(Given information Opens)

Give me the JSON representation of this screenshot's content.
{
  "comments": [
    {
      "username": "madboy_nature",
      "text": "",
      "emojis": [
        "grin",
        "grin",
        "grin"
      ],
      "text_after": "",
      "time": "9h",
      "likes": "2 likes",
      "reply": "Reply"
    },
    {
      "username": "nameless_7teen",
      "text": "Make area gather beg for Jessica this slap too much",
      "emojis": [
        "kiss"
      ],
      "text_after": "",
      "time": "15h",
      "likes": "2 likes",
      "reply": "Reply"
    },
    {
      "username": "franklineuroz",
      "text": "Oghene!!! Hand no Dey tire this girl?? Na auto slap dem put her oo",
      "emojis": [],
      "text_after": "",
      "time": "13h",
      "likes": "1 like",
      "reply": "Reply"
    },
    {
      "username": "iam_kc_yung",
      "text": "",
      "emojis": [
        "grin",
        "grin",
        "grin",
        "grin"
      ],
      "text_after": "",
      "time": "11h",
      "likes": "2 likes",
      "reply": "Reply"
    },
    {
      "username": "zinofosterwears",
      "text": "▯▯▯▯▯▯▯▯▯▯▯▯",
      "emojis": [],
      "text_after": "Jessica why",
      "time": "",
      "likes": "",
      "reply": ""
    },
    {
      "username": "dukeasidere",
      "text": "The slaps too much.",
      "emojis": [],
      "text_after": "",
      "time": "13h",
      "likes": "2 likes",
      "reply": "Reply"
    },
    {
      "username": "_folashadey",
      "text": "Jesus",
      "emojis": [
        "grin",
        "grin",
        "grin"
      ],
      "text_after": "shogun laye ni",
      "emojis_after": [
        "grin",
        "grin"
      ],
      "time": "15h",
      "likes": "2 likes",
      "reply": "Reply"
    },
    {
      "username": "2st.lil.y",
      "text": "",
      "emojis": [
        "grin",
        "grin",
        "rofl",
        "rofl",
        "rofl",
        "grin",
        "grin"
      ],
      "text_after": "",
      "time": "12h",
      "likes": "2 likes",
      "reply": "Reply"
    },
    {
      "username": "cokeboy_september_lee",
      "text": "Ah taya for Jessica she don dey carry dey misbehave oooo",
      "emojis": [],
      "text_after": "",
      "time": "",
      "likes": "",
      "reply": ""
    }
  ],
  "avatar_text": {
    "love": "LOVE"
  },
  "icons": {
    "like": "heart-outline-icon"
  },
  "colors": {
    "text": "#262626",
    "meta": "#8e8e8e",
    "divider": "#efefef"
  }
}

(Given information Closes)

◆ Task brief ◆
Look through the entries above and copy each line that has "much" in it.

◆ Result of this exercise ◆
      "text": "Make area gather beg for Jessica this slap too much",
      "text": "The slaps too much.",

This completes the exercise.